*Aim of the exercise*: Set every record down again, exactly and completely.

*Source records*:
━━━

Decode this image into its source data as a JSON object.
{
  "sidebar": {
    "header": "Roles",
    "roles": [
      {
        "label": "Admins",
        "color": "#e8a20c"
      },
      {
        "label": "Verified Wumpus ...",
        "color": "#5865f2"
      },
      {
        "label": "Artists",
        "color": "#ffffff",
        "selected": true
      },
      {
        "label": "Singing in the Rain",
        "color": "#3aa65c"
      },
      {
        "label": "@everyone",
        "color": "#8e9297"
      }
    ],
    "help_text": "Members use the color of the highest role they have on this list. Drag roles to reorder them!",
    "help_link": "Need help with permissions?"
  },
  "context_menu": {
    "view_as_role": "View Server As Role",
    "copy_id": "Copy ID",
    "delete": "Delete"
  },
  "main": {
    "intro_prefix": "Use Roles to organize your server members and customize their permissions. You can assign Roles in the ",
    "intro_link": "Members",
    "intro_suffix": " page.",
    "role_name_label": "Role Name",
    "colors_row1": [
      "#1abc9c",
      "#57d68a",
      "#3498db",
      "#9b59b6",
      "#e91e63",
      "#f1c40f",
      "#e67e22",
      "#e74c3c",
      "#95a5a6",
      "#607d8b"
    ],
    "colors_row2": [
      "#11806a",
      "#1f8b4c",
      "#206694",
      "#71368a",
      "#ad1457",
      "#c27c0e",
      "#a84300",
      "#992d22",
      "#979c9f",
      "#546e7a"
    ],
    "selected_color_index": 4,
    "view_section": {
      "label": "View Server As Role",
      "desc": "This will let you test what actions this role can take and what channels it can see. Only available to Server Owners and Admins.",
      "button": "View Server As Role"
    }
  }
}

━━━

*Response*:
Decode this image into its source data as a JSON object.
{
  "sidebar": {
    "header": "Roles",
    "roles": [
      {
        "label": "Admins",
        "color": "#e8a20c"
      },
      {
        "label": "Verified Wumpus ...",
        "color": "#5865f2"
      },
      {
        "label": "Artists",
        "color": "#ffffff",
        "selected": true
      },
      {
        "label": "Singing in the Rain",
        "color": "#3aa65c"
      },
      {
        "label": "@everyone",
        "color": "#8e9297"
      }
    ],
    "help_text": "Members use the color of the highest role they have on this list. Drag roles to reorder them!",
    "help_link": "Need help with permissions?"
  },
  "context_menu": {
    "view_as_role": "View Server As Role",
    "copy_id": "Copy ID",
    "delete": "Delete"
  },
  "main": {
    "intro_prefix": "Use Roles to organize your server members and customize their permissions. You can assign Roles in the ",
    "intro_link": "Members",
    "intro_suffix": " page.",
    "role_name_label": "Role Name",
    "colors_row1": [
      "#1abc9c",
      "#57d68a",
      "#3498db",
      "#9b59b6",
      "#e91e63",
      "#f1c40f",
      "#e67e22",
      "#e74c3c",
      "#95a5a6",
      "#607d8b"
    ],
    "colors_row2": [
      "#11806a",
      "#1f8b4c",
      "#206694",
      "#71368a",
      "#ad1457",
      "#c27c0e",
      "#a84300",
      "#992d22",
      "#979c9f",
      "#546e7a"
    ],
    "selected_color_index": 4,
    "view_section": {
      "label": "View Server As Role",
      "desc": "This will let you test what actions this role can take and what channels it can see. Only available to Server Owners and Admins.",
      "button": "View Server As Role"
    }
  }
}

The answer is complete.